See you in  just over 2 weeks! Stay creative,
 
-Jono





Wednesday, January 25, 2017

Huckleberries

Wow! The Artist Project art fair I've been preparing for in Toronto is now less than a month away! I hope you are planning to come. (If you still don't have tickets yet, click the header image above for a discount on regular admission tickets.) 

I want to share another painting I did for the upcoming event with you:


                                           Huckleberries, acrylic on masonite,
                                    8"x10" (image) 13.5"x15.5" (including frame) 
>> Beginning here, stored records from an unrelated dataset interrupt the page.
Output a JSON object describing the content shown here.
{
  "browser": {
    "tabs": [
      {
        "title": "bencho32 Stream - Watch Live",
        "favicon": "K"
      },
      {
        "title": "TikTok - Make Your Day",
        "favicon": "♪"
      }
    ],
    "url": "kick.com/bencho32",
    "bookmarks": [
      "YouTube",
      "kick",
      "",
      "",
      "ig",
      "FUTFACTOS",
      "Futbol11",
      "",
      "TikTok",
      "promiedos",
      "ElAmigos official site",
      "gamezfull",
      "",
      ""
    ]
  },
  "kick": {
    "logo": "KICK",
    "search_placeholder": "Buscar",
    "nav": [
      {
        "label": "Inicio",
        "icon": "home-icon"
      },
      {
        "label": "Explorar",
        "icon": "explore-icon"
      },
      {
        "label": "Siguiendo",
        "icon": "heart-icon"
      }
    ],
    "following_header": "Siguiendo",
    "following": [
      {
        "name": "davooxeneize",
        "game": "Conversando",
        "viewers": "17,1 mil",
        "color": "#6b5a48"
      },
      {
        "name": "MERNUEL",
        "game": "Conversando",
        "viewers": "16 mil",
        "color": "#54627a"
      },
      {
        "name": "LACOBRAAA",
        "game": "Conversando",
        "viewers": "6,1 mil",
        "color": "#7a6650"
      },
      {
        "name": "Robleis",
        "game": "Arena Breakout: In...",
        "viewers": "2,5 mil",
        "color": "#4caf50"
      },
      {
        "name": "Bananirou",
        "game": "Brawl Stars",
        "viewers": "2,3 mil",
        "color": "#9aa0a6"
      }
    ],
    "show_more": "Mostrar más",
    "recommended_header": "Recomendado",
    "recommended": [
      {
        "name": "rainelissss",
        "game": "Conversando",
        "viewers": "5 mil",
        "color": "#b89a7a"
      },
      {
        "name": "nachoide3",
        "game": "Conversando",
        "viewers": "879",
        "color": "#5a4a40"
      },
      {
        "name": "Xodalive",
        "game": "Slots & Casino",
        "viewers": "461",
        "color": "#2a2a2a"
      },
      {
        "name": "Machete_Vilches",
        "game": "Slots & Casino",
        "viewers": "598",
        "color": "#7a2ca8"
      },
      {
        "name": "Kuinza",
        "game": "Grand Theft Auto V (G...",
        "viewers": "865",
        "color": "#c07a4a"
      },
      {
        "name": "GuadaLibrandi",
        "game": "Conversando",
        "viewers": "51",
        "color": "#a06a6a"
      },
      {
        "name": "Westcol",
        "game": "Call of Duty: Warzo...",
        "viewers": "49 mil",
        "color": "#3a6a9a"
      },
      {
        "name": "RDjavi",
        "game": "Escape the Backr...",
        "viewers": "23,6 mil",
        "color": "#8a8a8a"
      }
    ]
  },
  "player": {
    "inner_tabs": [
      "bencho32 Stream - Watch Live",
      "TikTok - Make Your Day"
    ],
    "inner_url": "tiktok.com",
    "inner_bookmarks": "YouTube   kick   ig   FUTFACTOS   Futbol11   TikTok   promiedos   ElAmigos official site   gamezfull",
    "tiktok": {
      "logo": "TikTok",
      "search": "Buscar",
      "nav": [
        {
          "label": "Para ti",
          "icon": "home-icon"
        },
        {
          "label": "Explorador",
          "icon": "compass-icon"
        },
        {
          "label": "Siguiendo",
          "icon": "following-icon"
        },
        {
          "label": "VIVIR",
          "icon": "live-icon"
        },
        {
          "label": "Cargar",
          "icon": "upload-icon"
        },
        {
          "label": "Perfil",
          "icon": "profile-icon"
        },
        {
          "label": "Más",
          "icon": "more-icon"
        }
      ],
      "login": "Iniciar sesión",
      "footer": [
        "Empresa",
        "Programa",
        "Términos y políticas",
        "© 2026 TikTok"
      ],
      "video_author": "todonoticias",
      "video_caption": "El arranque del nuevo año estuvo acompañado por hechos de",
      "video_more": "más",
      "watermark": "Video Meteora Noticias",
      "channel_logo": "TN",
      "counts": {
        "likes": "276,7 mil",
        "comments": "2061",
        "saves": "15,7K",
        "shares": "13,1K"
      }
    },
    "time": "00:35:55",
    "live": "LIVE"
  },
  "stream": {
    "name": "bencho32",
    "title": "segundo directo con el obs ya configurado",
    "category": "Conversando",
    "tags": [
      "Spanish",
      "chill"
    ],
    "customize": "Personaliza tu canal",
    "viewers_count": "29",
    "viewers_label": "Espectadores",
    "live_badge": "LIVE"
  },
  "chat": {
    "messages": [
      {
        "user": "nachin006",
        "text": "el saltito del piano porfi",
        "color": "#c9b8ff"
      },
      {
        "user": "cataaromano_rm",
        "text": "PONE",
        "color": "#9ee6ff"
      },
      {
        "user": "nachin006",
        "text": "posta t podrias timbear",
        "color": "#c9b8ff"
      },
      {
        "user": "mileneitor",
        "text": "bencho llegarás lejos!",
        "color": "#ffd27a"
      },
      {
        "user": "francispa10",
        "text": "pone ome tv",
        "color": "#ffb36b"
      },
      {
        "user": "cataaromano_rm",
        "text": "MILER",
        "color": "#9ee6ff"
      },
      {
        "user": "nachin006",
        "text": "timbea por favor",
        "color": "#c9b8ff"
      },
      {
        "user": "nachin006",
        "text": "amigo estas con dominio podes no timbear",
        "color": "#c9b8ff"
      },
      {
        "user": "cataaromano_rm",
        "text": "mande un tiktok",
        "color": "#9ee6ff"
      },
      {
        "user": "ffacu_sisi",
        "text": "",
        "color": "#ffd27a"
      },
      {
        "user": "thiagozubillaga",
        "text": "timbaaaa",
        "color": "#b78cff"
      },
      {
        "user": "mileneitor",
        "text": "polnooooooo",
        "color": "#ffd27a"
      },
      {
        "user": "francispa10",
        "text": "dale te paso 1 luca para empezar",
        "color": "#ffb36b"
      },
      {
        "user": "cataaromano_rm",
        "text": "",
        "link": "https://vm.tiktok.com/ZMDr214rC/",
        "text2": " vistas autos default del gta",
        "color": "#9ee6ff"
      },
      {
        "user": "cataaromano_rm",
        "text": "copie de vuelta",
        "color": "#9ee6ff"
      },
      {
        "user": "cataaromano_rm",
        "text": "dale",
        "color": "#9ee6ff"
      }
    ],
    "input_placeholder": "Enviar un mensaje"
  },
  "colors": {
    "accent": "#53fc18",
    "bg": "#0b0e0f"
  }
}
There is a George Carlin routine where he talks about how there is no blue food that isn't naturally occurring. (And YES, he mentions blueberries aren't actually blue. Well, yes & no: they appear blue before consumption, but once you put them in a recipe they turn a distinct purple or a lavender color.) Huckleberry Hound is blue (cyan if you want to be specific), and not actually the same color as huckleberries. I think of blue food as some sort of mythical treat said to exist, but no-one has ever seen or tasted... 




You probably wouldn't have believed me, but the customized ornate frame came after I already completed the painting! 

The frame directly above was the first frame I put it in. I customized it and it did suit the job, but later on I came across the other frame with the berry motif. It was PERFECT - as if it was made for that painting! 

I removed it from the previous frame - after it had already been mounted and everything. I thought it would be cool to show you the difference. Can't wait to show you the painting in person!  


See you next month! Stay creative,

-Jono

Tuesday, January 17, 2017

Taking responsibility

Here is the final painting of 'Responsibility'. (I finished it up before the end of the year, but had to wait after the holiday to get it scanned.) 

'Responsibility'acrylic on wood panel, 12"x16" (framed)


The subject matter of this painting was inspired by a quote from neurologist and psychiatrist, Dr. Viktor Frankl: 


"Freedom, however, is not the last word. Freedom is only part of the story and half of the truth. Freedom is but the negative aspect of the whole phenomenon whose positive aspect is responsibleness. In fact, freedom is in danger of degenerating into mere arbitrariness unless it is lived in terms of responsibleness. That is why I recommend that the Statue of Liberty on the East Coast be supplemented by a Statue of Responsibility on the West Coast." 

Viktor Frankl was also the founder of logotherapy - a theory holding the belief that human nature is motivated by the search for a life purpose. -

The Peter Pan statue in the painting (which mirrors the poise of the Statue of Liberty) holds a story book (instead of a tablet) that reads 'PUER AETERNUS' - Latin for 'Eternal Boy'. This is also a term in psychology to describe an individual (mostly attributed to adult males, but not necessarily gender specific) who has remained socially immature. -

The more we age, the more responsibilities we inherit. When I think about the fictional character, Peter Pan, I see him as synonymous with irresponsibly in his efforts to protest adulthood due to his residence in a fantasy land where he never ages. This disdain would also counter Frankl's logotherapy theory as one can not learn what our purpose is if we do not give ourselves an opportunity to discover what we can become. The spiraling galleon on the right has sailed from Neverland only to go out of control with the crew's inability to navigate in a world with accountability. 

The painting will be for sale next month at Toronto's 2017
The Artist Project art fair

















Sunday, January 01, 2017

Happy New Year!


Happy 2017! I hope you and your friends had a wonderful holiday.


I've had a very productive year (2016) and have made what I feel are some of my best paintings to date. (All the images above are new paintings that were made this year. Since it's 2016, I thought I'd do a recap of the best 16 images.) While I do receive a lot of enjoyment in creating art, I retain equal enjoyment in seeing the response my work has on others. Making images is a way I've chosen to communicate with individuals and I'm honored that you're one of them. 


I look forward to sharing more new art with you this year and hope you will join me in February for the 2017 The Artist Project in Toronto.

-Jono